Dataset rows for apps and sites
···

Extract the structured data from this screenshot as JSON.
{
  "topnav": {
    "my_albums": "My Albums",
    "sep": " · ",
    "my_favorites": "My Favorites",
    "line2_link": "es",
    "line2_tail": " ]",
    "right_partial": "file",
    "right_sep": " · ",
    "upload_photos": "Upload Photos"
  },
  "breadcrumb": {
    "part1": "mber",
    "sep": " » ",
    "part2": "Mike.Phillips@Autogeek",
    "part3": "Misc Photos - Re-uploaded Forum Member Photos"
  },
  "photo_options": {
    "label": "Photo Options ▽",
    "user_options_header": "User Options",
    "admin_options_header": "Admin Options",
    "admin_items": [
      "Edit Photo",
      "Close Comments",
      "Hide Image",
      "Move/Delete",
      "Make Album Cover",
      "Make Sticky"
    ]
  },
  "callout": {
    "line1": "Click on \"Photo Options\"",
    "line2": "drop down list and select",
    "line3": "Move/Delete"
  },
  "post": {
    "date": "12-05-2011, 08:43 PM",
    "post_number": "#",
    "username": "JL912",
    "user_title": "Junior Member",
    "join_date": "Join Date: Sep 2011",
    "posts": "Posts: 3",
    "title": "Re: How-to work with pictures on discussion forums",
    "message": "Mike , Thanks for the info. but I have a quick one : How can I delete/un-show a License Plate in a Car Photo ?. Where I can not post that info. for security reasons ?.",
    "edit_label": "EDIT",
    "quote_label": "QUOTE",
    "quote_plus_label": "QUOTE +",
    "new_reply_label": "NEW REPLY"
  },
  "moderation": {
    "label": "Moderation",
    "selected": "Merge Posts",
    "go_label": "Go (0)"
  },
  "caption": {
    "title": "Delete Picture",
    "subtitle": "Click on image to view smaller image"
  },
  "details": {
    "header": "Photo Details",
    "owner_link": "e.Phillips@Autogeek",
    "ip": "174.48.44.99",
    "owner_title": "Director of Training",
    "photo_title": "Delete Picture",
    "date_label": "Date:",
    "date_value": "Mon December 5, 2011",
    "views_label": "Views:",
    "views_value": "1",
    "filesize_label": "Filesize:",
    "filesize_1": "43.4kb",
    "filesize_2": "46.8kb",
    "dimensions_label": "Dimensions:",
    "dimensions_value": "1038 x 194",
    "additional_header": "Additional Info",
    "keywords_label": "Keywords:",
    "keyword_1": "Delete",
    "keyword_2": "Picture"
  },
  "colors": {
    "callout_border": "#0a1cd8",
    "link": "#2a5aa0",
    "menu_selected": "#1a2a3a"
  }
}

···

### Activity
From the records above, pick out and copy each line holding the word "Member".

### Task result
    "part3": "Misc Photos - Re-uploaded Forum Member Photos"
    "user_title": "Junior Member",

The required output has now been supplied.